→ **How to complete this task**
Your answer should consist of every line from the records that holds the string "icon".

----------------

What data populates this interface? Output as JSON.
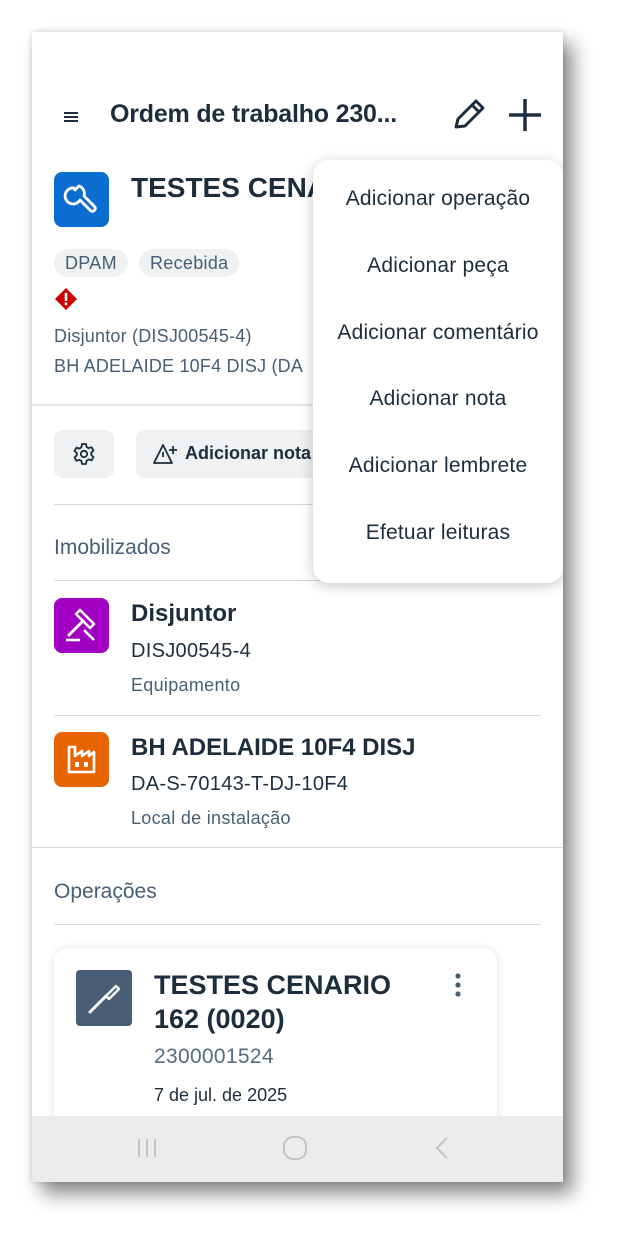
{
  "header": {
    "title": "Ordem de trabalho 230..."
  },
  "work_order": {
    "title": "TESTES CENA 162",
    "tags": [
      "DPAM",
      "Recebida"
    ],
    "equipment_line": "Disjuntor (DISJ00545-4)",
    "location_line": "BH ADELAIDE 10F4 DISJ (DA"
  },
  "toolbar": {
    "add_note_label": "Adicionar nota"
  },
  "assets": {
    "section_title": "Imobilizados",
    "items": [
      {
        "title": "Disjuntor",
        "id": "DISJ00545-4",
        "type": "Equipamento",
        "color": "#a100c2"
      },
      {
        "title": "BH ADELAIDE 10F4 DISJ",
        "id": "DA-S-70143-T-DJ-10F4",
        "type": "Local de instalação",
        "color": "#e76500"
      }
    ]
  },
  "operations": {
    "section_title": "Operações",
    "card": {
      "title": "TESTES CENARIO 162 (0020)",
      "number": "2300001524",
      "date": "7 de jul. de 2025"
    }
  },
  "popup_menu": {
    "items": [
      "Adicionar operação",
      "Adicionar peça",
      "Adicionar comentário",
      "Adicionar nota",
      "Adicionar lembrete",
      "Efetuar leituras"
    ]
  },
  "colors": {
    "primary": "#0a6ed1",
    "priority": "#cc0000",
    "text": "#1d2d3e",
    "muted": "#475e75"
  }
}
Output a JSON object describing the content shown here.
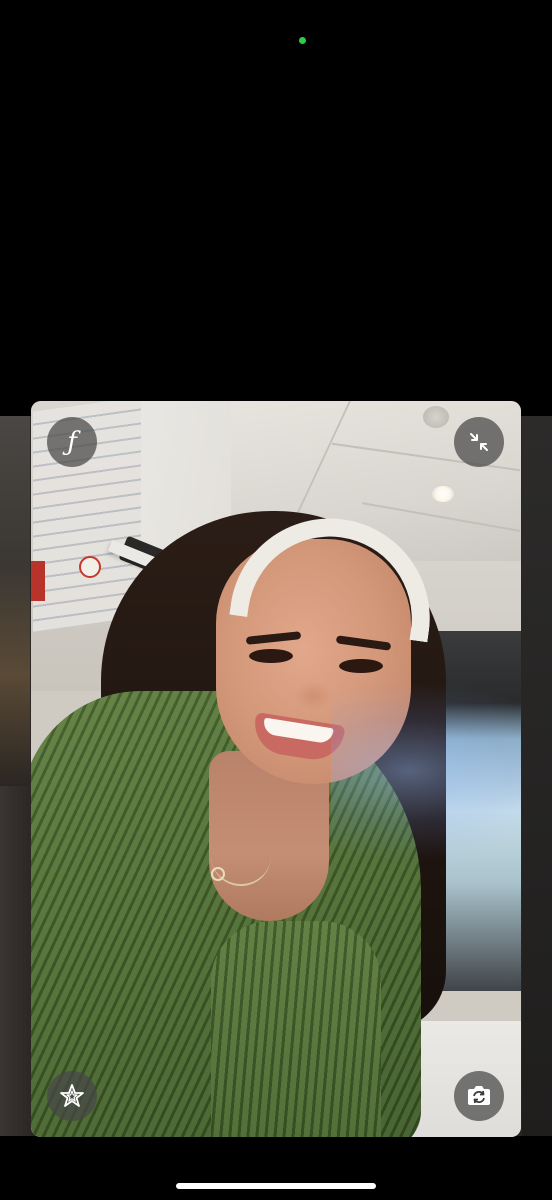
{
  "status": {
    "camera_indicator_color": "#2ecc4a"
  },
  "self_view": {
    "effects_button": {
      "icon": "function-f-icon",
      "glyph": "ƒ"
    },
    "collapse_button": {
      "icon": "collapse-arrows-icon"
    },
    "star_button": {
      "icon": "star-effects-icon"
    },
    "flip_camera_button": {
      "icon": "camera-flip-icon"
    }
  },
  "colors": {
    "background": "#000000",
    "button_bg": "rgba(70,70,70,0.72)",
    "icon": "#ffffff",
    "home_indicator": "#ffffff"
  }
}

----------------

→ **Solution to this problem**
      "icon": "function-f-icon",
      "icon": "collapse-arrows-icon"
      "icon": "star-effects-icon"
      "icon": "camera-flip-icon"
    "icon": "#ffffff",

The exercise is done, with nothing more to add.